The clustered regularly interspaced short palindromic repeats (CRISPR)/CRISPR-associated protein 9 (Cas9) system is increasingly being used for genome editing experiments. It is a system to add, delete and/or replace parts of a gene in situ in a time- and cost-efficient manner. The genome of many organisms has been edited using this system. We tested the CRISPR/Cas9 system in Aphanomyces invadans, an oomycete, which is the causative agent of epizootic ulcerative syndrome (EUS) in many fish species. Extracellular proteases produced by this oomycete are believed to play a role in EUS virulence.We designed three single guide-RNAs (gRNA) to target A. invadans serine protease gene. These gRNAs were individually combined with the Cas9 to form ribo-nucleo-protein (RNP) complex. A. invadans protoplasts were then transfected with RNP complexes. After the transfection, the target gene was amplified and subjected to sequencing. Zoospores of A. invadans were also transfected with the RNP complex. Three groups of dwarf gourami (Trichogaster lalius) were then experimentally inoculated with (i) non-treated A. invadans zoospores; (ii) RNP-treated A. invadans zoospores; and (iii) autoclaved pond water as negative control, to investigate the effect of edited serine protease gene on the virulence of A. invadans in vivo.Fluorescence microscopy showed sub-cellular localization of RNP complex in A. invadans protoplasts and zoospores. Sequencing results from the protoplast DNA revealed a point mutation in the target gene. A matching mutation was also detected in zoospores after similar treatment with the same RNP complex. In vivo results showed that the CRISPR/Cas9-treated A. invadans zoospores did not produce EUS clinical signs in the fish. These results were then confirmed by histopathological staining of the muscle sections using Gomori's methenamine silver nitrate and hematoxylin and eosin stains.Results obtained in this study indicate that the RNP complex caused effective mutation in the target gene. This hindered the production of serine protease, which ultimately impeded the manifestation of EUS in the fish. Our methods thus establish a promising approach for functional genomics studies in A. invadans and provide novel avenues to develop effective strategies to control this pathogen.

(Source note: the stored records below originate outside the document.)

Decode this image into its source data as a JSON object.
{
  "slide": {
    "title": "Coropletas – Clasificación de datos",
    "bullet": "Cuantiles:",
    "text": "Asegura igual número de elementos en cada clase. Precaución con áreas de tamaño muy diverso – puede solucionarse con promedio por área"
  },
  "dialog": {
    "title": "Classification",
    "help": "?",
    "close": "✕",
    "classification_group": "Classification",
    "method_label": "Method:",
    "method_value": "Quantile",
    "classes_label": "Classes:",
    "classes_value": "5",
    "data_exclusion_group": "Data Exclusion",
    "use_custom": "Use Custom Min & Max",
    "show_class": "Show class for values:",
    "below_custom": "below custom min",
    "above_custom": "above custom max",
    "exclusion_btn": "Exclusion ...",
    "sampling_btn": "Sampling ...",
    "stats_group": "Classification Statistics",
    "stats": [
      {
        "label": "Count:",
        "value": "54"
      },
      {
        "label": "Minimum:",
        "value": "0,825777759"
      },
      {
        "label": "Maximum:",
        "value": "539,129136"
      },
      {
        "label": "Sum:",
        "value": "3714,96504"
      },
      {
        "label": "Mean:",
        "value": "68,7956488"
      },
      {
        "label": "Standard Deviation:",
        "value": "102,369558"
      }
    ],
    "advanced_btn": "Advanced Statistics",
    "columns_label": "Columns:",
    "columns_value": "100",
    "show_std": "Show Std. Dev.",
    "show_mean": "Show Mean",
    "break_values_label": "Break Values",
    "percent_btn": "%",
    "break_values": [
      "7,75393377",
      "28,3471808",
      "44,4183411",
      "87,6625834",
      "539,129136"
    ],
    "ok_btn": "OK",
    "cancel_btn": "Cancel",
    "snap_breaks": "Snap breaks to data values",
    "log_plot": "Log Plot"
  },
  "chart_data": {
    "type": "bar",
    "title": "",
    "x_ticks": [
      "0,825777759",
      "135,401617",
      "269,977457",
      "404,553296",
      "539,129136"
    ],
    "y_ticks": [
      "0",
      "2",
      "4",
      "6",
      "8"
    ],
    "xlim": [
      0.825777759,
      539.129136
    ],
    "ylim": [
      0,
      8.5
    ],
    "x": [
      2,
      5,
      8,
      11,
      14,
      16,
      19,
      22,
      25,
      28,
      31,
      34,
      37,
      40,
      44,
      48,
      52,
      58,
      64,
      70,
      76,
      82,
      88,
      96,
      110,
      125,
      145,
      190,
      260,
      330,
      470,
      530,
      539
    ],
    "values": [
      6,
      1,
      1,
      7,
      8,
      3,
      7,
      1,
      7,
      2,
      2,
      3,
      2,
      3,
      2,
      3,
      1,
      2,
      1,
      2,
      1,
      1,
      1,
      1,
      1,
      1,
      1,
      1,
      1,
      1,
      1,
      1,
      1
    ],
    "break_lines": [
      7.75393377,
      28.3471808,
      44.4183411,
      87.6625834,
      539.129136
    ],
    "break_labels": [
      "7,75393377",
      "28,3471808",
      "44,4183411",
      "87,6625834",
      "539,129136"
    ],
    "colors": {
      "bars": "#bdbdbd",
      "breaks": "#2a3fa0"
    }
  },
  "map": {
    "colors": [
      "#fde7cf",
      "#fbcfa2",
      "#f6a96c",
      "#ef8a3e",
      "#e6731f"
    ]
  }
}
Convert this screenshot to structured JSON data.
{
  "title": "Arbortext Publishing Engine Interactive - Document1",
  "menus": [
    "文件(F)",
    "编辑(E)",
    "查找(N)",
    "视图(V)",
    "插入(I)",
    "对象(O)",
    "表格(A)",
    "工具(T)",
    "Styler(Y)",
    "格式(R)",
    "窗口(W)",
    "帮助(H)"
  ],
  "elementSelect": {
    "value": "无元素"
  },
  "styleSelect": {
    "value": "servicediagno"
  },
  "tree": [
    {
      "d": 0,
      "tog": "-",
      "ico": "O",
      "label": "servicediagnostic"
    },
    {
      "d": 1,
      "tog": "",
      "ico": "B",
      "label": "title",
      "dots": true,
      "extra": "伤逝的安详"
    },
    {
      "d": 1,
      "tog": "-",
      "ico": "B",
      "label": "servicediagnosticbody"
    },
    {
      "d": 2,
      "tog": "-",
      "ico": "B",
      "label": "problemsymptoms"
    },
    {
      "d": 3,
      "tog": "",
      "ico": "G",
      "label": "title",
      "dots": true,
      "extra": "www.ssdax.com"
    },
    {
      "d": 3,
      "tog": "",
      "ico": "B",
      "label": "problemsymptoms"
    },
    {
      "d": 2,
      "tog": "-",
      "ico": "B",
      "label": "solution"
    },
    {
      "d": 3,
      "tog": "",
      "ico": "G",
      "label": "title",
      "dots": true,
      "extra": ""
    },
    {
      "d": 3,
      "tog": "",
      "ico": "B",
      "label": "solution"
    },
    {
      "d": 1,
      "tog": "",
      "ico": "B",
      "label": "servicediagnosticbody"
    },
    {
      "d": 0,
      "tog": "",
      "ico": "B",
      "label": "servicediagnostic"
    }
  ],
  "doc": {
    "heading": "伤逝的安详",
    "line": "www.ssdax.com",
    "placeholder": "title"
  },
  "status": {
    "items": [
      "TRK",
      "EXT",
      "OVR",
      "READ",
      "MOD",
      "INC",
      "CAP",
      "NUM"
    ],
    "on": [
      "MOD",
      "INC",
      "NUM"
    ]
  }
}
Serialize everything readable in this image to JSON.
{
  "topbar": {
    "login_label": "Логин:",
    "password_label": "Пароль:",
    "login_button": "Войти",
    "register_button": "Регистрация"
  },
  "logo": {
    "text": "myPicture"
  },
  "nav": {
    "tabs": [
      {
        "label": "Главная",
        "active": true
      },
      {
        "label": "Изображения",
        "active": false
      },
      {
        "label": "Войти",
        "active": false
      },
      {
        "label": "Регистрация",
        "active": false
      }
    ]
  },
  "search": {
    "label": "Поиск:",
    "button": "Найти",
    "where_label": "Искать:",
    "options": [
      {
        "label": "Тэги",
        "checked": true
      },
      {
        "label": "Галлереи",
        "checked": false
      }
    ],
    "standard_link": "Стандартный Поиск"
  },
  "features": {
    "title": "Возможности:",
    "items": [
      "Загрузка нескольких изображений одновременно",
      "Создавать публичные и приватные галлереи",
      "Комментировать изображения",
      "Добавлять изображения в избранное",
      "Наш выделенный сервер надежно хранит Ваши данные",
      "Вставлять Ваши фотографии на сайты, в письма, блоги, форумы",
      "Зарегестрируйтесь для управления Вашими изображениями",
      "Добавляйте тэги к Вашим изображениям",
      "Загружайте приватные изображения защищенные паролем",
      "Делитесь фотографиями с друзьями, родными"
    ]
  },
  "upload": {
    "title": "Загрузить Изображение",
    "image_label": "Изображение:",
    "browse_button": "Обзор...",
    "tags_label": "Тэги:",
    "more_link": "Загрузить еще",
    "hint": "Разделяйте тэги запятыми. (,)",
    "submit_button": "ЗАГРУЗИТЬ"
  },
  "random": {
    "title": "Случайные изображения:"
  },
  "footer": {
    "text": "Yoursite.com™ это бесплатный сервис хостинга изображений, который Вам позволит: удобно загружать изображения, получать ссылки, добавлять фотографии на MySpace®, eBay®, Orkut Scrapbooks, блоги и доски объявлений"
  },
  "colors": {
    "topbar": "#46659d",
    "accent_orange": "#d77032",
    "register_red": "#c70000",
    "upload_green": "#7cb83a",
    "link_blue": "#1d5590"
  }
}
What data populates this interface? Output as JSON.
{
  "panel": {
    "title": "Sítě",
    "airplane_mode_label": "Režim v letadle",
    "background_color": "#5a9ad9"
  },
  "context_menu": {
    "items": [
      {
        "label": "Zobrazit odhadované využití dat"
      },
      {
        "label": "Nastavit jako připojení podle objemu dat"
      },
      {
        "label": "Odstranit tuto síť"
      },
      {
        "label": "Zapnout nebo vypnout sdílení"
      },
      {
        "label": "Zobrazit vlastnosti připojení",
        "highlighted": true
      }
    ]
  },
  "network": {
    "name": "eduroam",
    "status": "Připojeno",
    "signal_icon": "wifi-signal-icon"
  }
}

Animals Aphanomycesenzymologygeneticspathogenicity CRISPR-Cas Systems Fish Diseasesparasitology Gene Targeting Genome Perciformesparasitology Ribonucleoproteinsgenetics Serine Proteasesgenetics